SUPPLIED MATERIAL
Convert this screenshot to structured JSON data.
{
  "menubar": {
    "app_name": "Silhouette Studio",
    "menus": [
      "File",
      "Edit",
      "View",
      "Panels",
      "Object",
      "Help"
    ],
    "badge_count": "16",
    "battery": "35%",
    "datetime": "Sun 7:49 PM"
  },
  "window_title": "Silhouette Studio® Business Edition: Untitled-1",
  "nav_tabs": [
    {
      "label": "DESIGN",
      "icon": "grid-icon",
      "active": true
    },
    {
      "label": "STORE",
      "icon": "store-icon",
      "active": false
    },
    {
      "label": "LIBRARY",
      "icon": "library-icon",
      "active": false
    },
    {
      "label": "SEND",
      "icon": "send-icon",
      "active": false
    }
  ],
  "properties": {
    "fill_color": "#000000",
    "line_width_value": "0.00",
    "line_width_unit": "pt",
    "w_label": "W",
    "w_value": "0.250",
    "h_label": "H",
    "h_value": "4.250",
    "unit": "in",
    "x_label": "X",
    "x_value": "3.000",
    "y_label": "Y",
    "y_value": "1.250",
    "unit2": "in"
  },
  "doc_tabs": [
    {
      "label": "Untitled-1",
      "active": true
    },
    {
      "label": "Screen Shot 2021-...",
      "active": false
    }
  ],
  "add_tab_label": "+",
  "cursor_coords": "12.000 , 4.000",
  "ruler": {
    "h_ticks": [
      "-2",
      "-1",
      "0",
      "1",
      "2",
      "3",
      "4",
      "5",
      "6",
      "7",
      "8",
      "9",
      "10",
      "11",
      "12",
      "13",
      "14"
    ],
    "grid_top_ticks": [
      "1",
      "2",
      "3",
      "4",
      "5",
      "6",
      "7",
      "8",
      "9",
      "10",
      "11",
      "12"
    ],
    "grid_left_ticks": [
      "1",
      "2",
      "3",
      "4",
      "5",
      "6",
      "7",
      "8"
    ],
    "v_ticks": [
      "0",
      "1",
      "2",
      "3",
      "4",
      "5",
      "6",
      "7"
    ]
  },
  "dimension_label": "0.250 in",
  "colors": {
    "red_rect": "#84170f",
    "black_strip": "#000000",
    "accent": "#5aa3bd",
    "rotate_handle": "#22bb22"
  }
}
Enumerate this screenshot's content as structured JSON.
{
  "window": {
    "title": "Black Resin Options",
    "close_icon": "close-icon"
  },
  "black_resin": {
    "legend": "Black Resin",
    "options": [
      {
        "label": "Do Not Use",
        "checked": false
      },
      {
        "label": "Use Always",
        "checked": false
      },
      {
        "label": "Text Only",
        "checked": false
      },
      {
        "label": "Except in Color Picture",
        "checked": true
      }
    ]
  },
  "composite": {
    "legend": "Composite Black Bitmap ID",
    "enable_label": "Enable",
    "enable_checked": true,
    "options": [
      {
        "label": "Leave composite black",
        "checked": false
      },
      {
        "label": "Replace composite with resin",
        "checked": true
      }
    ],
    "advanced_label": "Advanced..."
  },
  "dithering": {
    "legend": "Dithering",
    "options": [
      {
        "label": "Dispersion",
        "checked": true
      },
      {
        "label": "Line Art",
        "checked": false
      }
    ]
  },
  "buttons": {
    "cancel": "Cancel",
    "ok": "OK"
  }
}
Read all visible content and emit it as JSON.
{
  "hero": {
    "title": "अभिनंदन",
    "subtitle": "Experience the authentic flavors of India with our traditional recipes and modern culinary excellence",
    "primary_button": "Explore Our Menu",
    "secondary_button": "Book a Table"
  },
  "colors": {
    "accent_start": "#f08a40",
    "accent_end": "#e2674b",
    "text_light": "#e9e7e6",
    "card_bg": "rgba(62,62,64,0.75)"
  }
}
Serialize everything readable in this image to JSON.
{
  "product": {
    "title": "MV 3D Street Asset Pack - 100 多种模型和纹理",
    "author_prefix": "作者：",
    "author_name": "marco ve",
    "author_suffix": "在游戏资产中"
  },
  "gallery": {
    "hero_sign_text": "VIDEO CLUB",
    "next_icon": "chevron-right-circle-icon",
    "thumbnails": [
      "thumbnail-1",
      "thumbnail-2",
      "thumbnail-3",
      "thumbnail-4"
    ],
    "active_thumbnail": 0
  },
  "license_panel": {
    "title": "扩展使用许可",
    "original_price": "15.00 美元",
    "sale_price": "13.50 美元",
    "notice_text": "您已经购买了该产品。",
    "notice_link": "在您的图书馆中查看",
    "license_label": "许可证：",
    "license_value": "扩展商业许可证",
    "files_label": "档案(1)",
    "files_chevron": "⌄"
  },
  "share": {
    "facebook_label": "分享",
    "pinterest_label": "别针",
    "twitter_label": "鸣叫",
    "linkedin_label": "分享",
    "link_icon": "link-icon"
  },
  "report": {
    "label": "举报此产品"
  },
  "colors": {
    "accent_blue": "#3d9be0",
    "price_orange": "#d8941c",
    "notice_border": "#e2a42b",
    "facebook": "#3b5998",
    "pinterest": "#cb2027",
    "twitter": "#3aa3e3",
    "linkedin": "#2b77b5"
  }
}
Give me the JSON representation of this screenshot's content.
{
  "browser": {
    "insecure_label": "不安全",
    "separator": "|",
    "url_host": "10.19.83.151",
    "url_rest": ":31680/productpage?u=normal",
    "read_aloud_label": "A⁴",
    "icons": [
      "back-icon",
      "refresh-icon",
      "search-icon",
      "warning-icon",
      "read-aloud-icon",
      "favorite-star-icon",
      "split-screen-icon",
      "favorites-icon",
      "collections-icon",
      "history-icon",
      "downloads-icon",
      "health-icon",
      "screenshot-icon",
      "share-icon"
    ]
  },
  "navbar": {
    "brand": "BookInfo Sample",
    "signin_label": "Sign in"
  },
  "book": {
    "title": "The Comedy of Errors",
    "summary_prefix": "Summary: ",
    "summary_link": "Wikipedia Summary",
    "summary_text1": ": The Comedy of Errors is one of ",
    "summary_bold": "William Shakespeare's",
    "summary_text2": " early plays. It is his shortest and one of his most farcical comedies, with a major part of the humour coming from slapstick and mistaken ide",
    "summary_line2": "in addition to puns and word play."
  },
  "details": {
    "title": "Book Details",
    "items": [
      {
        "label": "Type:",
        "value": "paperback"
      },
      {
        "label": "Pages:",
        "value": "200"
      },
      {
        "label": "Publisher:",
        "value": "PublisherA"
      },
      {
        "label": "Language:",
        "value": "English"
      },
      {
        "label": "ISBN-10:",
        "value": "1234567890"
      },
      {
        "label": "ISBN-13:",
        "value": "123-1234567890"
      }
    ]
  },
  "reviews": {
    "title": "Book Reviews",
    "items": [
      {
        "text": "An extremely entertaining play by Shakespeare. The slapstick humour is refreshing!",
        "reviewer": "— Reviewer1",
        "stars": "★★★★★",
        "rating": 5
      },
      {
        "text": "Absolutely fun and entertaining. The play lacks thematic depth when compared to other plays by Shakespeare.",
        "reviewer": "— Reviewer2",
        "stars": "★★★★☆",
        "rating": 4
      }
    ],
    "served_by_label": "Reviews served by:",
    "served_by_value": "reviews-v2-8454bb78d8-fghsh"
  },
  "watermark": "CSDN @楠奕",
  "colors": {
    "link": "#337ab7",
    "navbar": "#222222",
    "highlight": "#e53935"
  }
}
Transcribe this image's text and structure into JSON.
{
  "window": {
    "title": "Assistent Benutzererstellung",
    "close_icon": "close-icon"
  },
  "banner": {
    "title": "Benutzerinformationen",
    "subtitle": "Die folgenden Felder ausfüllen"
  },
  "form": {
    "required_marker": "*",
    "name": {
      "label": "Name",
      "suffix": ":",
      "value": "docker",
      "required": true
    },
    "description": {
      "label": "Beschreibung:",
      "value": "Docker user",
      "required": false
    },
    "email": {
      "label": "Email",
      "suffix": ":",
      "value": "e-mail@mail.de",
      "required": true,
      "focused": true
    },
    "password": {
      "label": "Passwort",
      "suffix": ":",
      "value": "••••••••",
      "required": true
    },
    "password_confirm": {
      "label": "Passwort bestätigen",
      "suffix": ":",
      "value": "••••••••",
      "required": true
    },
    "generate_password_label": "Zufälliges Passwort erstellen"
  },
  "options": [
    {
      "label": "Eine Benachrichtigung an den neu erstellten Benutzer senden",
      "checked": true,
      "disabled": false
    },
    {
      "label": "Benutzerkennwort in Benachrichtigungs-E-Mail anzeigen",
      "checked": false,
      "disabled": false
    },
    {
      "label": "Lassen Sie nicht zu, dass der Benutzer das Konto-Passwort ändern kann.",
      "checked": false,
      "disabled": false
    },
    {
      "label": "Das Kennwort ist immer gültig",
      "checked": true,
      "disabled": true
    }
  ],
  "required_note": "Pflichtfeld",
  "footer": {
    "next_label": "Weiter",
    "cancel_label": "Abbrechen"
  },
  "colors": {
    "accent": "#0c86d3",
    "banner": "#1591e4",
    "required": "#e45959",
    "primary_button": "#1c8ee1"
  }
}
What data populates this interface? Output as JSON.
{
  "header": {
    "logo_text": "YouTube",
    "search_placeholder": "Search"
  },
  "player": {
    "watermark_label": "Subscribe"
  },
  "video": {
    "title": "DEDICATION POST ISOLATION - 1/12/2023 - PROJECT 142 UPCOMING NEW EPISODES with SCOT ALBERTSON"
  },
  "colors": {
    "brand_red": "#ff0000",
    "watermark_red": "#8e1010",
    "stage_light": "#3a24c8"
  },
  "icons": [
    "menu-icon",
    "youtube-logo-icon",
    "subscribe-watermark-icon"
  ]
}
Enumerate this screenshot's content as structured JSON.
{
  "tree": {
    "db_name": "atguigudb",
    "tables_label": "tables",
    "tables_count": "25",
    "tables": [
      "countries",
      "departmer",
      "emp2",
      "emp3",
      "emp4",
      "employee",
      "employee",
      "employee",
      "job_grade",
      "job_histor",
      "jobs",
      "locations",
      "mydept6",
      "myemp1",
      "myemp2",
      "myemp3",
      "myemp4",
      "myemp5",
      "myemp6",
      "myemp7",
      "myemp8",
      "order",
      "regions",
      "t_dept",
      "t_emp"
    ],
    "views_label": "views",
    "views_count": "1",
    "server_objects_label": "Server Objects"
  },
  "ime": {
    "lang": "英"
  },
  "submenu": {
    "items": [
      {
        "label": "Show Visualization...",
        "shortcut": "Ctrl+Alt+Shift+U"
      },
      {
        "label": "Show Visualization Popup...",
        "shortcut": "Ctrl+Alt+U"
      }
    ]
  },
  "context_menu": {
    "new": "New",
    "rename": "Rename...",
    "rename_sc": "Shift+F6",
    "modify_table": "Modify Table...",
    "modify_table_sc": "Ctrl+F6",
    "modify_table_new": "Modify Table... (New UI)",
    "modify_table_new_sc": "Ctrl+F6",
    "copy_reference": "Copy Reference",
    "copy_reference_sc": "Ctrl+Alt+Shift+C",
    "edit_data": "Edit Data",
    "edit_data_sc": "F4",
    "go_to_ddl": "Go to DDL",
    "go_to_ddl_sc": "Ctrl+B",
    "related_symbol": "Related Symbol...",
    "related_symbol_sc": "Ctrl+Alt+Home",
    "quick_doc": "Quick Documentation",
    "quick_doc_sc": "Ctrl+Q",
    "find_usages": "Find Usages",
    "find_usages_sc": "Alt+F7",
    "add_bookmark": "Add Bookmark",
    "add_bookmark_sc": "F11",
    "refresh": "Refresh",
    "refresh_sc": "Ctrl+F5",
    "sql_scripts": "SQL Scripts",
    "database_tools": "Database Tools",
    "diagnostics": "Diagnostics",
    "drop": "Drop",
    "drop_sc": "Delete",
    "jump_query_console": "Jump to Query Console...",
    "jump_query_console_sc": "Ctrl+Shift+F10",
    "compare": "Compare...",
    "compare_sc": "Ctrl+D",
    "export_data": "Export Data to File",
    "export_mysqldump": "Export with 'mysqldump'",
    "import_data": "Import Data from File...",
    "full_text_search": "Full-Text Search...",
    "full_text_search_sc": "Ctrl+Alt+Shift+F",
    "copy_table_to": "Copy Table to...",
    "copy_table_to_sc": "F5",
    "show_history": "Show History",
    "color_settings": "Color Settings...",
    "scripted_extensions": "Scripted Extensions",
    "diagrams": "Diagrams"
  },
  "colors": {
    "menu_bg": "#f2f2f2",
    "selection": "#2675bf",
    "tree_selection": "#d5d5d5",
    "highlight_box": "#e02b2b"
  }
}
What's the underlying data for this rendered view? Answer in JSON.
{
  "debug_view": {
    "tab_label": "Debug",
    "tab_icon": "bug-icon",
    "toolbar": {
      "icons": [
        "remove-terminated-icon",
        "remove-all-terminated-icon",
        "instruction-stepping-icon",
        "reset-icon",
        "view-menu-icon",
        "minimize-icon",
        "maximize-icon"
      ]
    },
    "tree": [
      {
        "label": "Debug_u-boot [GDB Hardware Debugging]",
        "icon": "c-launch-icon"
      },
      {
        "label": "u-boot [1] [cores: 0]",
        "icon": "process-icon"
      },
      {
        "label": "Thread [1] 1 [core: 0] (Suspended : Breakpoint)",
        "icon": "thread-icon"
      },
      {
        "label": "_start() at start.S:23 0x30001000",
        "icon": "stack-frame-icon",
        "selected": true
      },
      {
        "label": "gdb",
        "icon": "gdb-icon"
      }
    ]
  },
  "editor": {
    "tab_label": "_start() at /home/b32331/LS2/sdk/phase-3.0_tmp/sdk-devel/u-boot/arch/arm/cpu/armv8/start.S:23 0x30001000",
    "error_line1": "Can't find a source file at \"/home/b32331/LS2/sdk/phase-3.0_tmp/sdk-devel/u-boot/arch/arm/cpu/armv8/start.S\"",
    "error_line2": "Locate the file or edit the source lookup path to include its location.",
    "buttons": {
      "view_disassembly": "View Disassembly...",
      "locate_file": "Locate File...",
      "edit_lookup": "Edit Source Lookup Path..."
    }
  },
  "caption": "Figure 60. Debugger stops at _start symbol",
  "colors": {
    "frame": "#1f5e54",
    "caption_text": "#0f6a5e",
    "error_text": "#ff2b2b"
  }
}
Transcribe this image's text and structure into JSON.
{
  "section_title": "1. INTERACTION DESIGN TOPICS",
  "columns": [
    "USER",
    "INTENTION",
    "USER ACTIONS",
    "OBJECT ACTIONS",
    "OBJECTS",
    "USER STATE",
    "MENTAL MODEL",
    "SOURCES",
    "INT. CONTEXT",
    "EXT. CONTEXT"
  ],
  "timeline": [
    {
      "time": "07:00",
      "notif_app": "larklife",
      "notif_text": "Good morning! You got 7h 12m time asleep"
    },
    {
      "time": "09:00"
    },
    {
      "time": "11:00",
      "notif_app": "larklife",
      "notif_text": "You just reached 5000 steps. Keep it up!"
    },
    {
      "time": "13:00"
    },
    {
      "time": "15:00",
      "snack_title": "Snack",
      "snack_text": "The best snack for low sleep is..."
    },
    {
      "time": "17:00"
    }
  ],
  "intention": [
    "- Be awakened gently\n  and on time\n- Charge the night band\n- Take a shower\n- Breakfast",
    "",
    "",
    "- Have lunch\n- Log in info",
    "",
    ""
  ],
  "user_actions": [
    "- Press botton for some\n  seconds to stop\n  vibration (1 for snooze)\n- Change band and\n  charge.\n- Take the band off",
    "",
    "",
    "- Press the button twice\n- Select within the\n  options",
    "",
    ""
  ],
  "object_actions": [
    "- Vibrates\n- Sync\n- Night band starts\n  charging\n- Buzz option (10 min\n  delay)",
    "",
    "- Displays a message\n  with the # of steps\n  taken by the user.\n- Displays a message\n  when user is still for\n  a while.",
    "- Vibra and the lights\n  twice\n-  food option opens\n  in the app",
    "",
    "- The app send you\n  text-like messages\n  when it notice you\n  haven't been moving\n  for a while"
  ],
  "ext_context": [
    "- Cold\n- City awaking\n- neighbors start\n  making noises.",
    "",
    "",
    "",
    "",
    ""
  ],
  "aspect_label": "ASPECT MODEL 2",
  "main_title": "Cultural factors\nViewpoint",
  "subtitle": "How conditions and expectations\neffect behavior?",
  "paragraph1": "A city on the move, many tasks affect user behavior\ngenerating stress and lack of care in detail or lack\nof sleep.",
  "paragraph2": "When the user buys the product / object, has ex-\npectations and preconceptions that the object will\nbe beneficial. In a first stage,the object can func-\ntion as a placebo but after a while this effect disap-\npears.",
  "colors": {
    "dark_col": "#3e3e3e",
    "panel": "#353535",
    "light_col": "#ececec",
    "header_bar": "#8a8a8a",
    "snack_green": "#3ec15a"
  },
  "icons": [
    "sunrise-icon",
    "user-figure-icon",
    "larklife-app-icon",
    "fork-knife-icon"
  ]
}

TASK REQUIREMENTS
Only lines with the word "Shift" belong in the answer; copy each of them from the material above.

ANSWER TO THIS EXERCISE
        "shortcut": "Ctrl+Alt+Shift+U"
    "rename_sc": "Shift+F6",
    "copy_reference_sc": "Ctrl+Alt+Shift+C",
    "jump_query_console_sc": "Ctrl+Shift+F10",
    "full_text_search_sc": "Ctrl+Alt+Shift+F",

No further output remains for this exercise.